The book also includes dozens of Martinâ€™s trademark charts and drawings, some of which will be recognized from other projects by stalwart fans. With the humor firmly in place (“Ventriloquist Funeral” being among the best), the only thing lost in the illustrations is that the reader doesnâ€™t have the chance to witness the ambidextrous Martin complete a drawing with both hands working markers simultaneously. But this is a book, after all, and Martinâ€™s been nothing but upfront about that.
Throughout the book are some blank pages, which are generally used in books to divide parts or chapters, and This Is a Book uses them for this purpose, but not exclusively. Martin takes advantage of some of these normally inkless pages and puts jokes on them, like â€œThis page is unnecessary,â€ which would be true in most cases, but because thereâ€™s now a joke, it makes the page necessary and, thus, a paradox.
Martin performs some showy comedic gymnastics in a few pieces, notable for their ability to dramatically extend a premise without jettisoning humor. In “Palindromes for Specific Occasions,” after ten perfectly fine palindromes, Martin delivers a coherent and entertainingly epic palindroem (thatâ€™s not a typo, Martin combines the words palindrome and poem to create the portmanteau), which, at around 500 words, is more than twice as long as another of Martinâ€™s epic palindroems (again, not a typo) that drifted around the Internet a couple of years ago.
In “A Crossword Puzzle,” furthermore, Martin gives the reader a filled-in crossword puzzle, every playable space containing an “A,” which on its own is funny, but itâ€™s not until winding oneâ€™s way through the 172 clues that complete the puzzle that the acrobatic absurdity is fully developed.

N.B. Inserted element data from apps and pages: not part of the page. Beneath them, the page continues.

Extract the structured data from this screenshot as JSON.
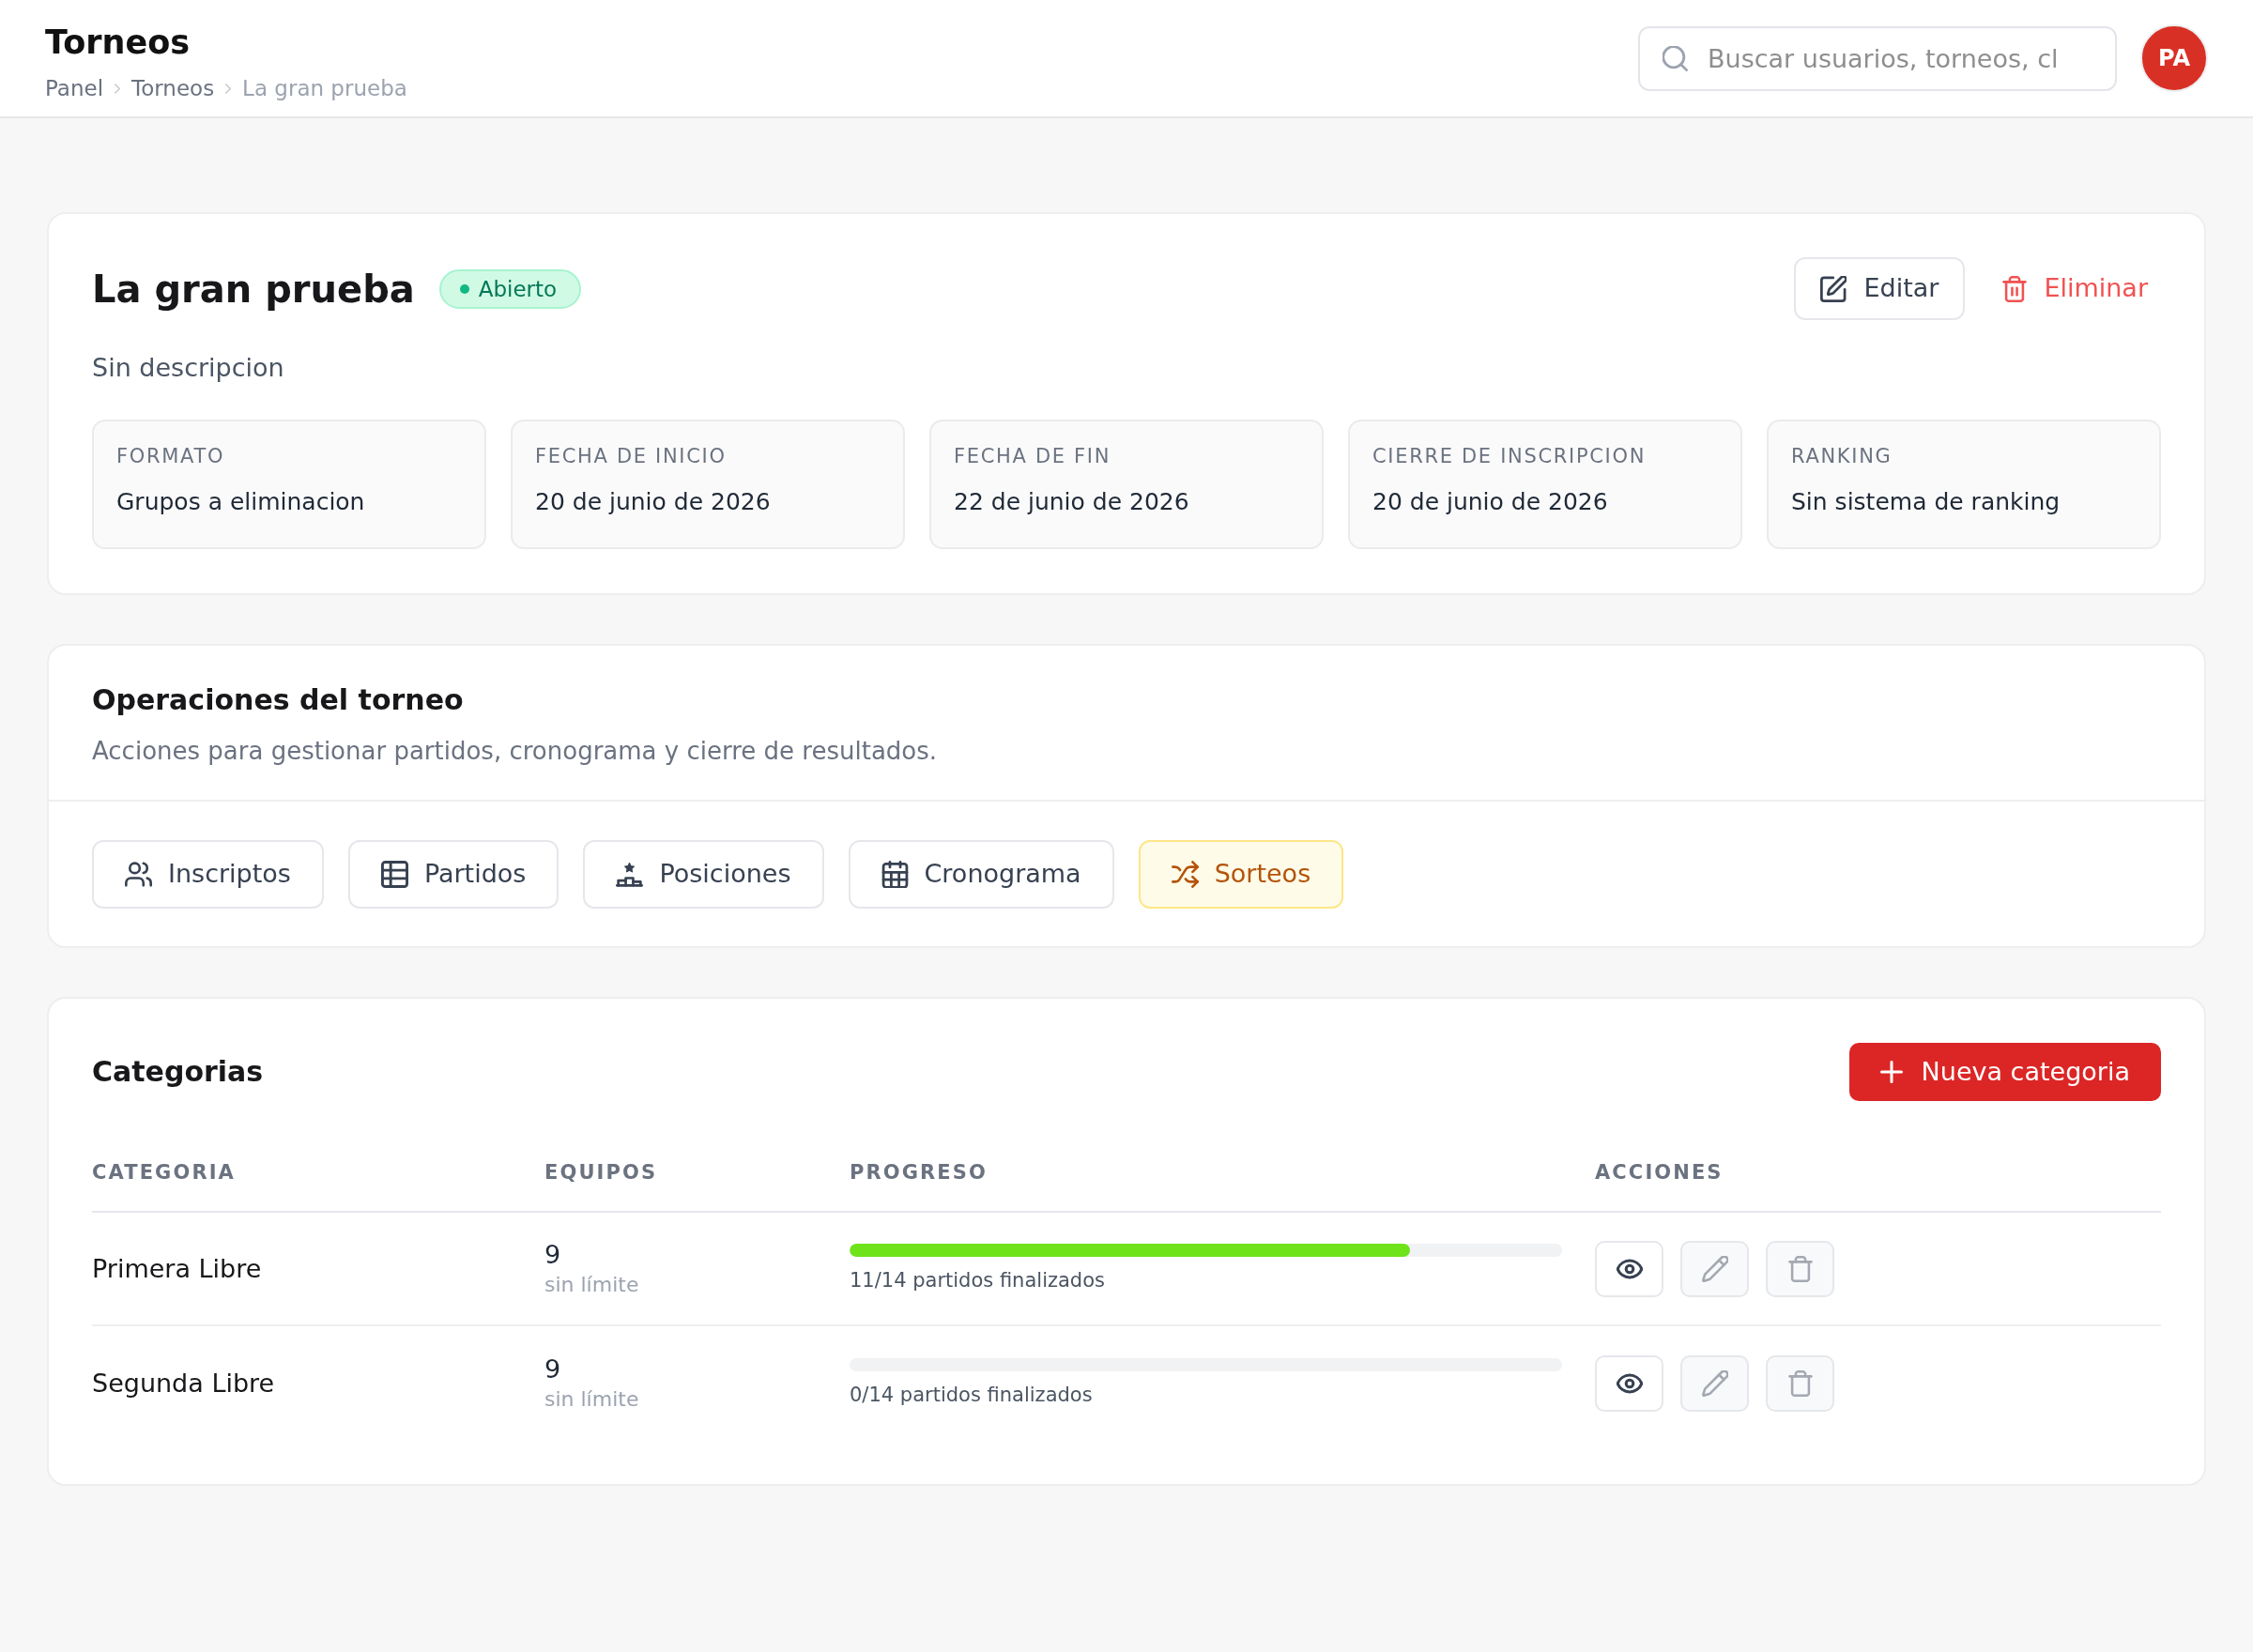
{
  "header": {
    "title": "Torneos",
    "breadcrumb": [
      {
        "label": "Panel",
        "current": false
      },
      {
        "label": "Torneos",
        "current": false
      },
      {
        "label": "La gran prueba",
        "current": true
      }
    ],
    "search": {
      "placeholder": "Buscar usuarios, torneos, cl"
    },
    "avatar": {
      "initials": "PA"
    }
  },
  "tournament": {
    "title": "La gran prueba",
    "status": {
      "label": "Abierto",
      "kind": "open"
    },
    "actions": [
      {
        "label": "Editar",
        "kind": "edit"
      },
      {
        "label": "Eliminar",
        "kind": "delete"
      }
    ],
    "description": "Sin descripcion",
    "details": [
      {
        "label": "FORMATO",
        "value": "Grupos a eliminacion"
      },
      {
        "label": "FECHA DE INICIO",
        "value": "20 de junio de 2026"
      },
      {
        "label": "FECHA DE FIN",
        "value": "22 de junio de 2026"
      },
      {
        "label": "CIERRE DE INSCRIPCION",
        "value": "20 de junio de 2026"
      },
      {
        "label": "RANKING",
        "value": "Sin sistema de ranking"
      }
    ]
  },
  "operations": {
    "title": "Operaciones del torneo",
    "subtitle": "Acciones para gestionar partidos, cronograma y cierre de resultados.",
    "buttons": [
      {
        "label": "Inscriptos",
        "kind": "registrations",
        "highlighted": false
      },
      {
        "label": "Partidos",
        "kind": "matches",
        "highlighted": false
      },
      {
        "label": "Posiciones",
        "kind": "standings",
        "highlighted": false
      },
      {
        "label": "Cronograma",
        "kind": "schedule",
        "highlighted": false
      },
      {
        "label": "Sorteos",
        "kind": "draws",
        "highlighted": true
      }
    ]
  },
  "categories": {
    "title": "Categorias",
    "new_button": {
      "label": "Nueva categoria"
    },
    "columns": [
      "CATEGORIA",
      "EQUIPOS",
      "PROGRESO",
      "ACCIONES"
    ],
    "rows": [
      {
        "name": "Primera Libre",
        "teams": "9",
        "team_limit": "sin límite",
        "progress": {
          "level": 0.786,
          "label": "11/14 partidos finalizados"
        },
        "actions": [
          {
            "kind": "view",
            "disabled": false
          },
          {
            "kind": "edit",
            "disabled": true
          },
          {
            "kind": "delete",
            "disabled": true
          }
        ]
      },
      {
        "name": "Segunda Libre",
        "teams": "9",
        "team_limit": "sin límite",
        "progress": {
          "level": 0,
          "label": "0/14 partidos finalizados"
        },
        "actions": [
          {
            "kind": "view",
            "disabled": false
          },
          {
            "kind": "edit",
            "disabled": true
          },
          {
            "kind": "delete",
            "disabled": true
          }
        ]
      }
    ]
  }
}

This Is a Book is a strong debut from Demetri Martin. The comedian manages to accomplish a difficult feat by packing the book to the brim with wit while steering clear of any sense of arrogance. Heady without being alienating or aggravating is a tricky combination, and Martin pulls it off with ease.